Dataset rows describing interfaces:
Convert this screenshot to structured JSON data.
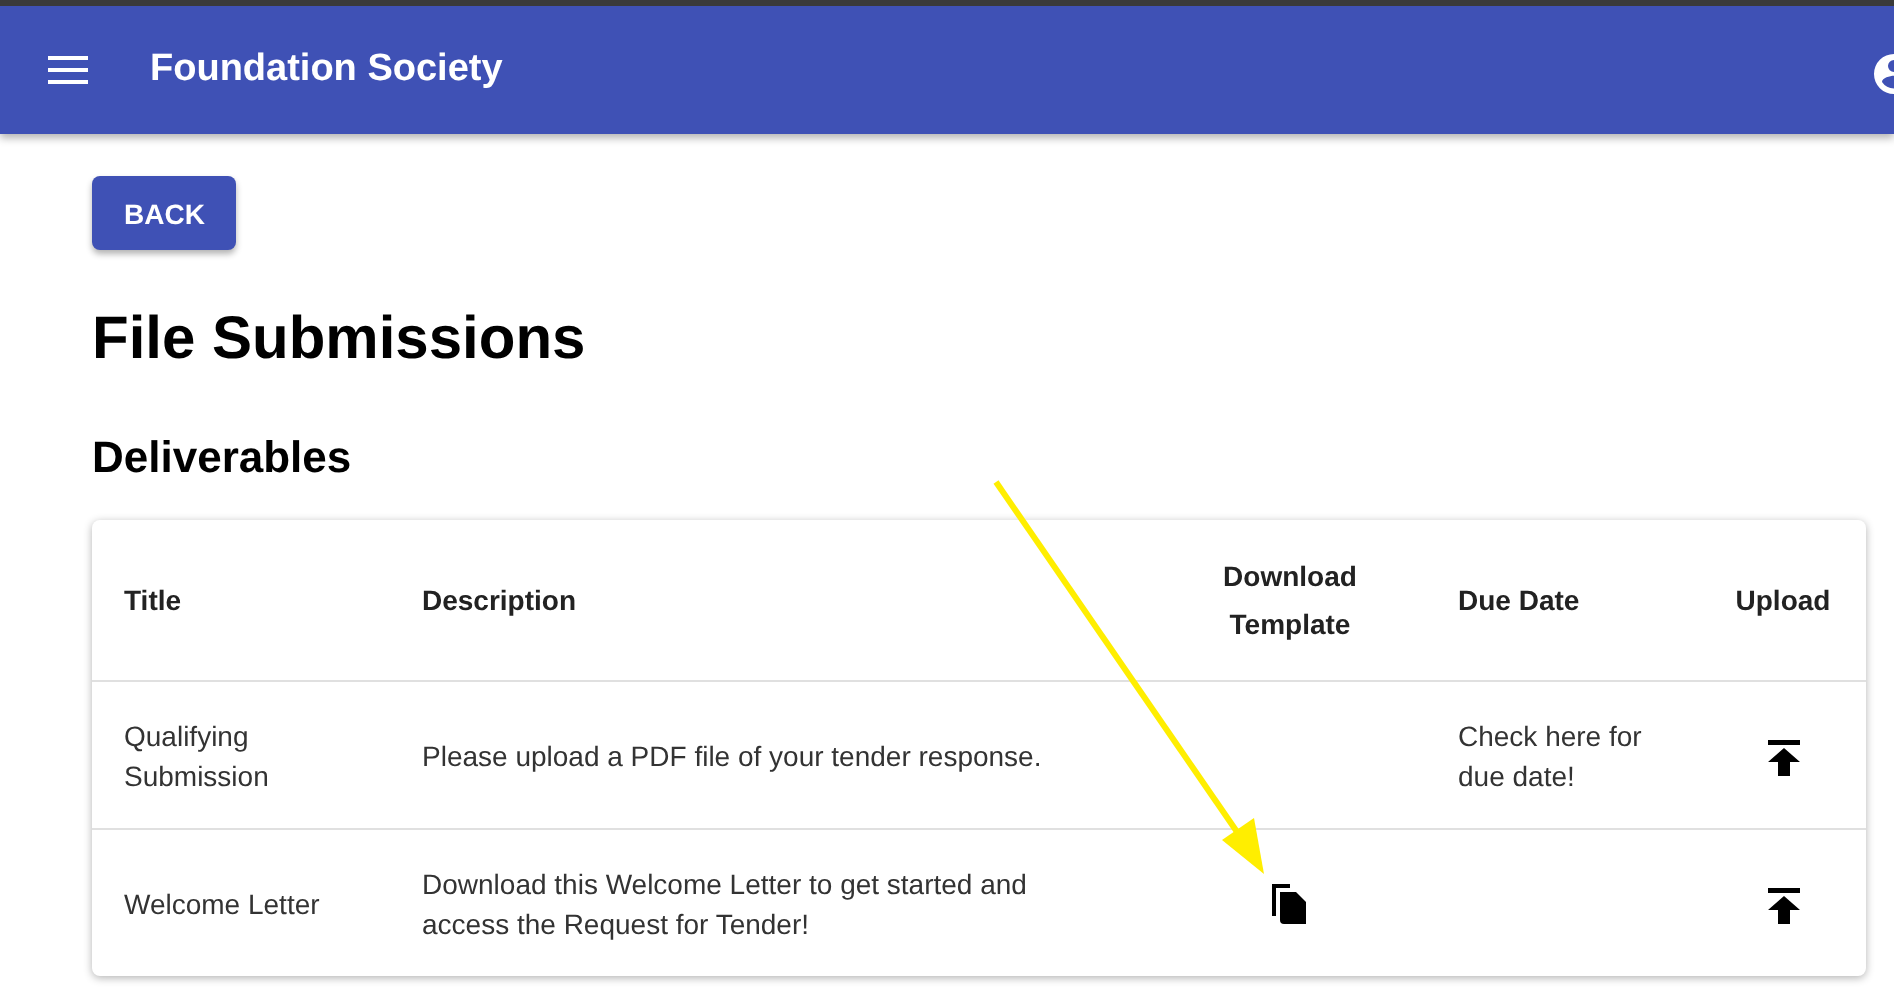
{
  "app_bar": {
    "title": "Foundation Society"
  },
  "back_button": {
    "label": "BACK"
  },
  "page_title": "File Submissions",
  "section_title": "Deliverables",
  "table": {
    "columns": [
      "Title",
      "Description",
      "Download Template",
      "Due Date",
      "Upload"
    ],
    "rows": [
      {
        "title": "Qualifying Submission",
        "description": "Please upload a PDF file of your tender response.",
        "template_available": false,
        "due_date": "Check here for due date!",
        "upload_available": true
      },
      {
        "title": "Welcome Letter",
        "description": "Download this Welcome Letter to get started and access the Request for Tender!",
        "template_available": true,
        "due_date": "",
        "upload_available": true
      }
    ]
  },
  "annotation": {
    "kind": "arrow"
  }
}
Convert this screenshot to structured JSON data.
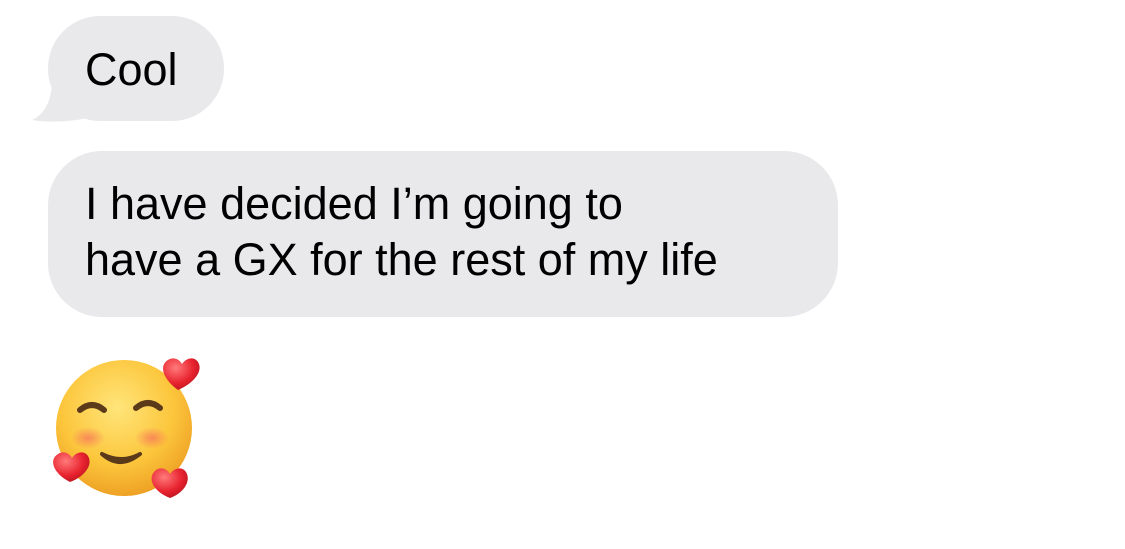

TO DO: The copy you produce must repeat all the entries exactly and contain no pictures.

SOLUTION FOR THIS EXERCISE:
Convert this screenshot to structured JSON data.
{
  "app_bar": {
    "title": "Foundation Society"
  },
  "back_button": {
    "label": "BACK"
  },
  "page_title": "File Submissions",
  "section_title": "Deliverables",
  "table": {
    "columns": [
      "Title",
      "Description",
      "Download Template",
      "Due Date",
      "Upload"
    ],
    "rows": [
      {
        "title": "Qualifying Submission",
        "description": "Please upload a PDF file of your tender response.",
        "template_available": false,
        "due_date": "Check here for due date!",
        "upload_available": true
      },
      {
        "title": "Welcome Letter",
        "description": "Download this Welcome Letter to get started and access the Request for Tender!",
        "template_available": true,
        "due_date": "",
        "upload_available": true
      }
    ]
  },
  "annotation": {
    "kind": "arrow"
  }
}
Convert this screenshot to structured JSON data.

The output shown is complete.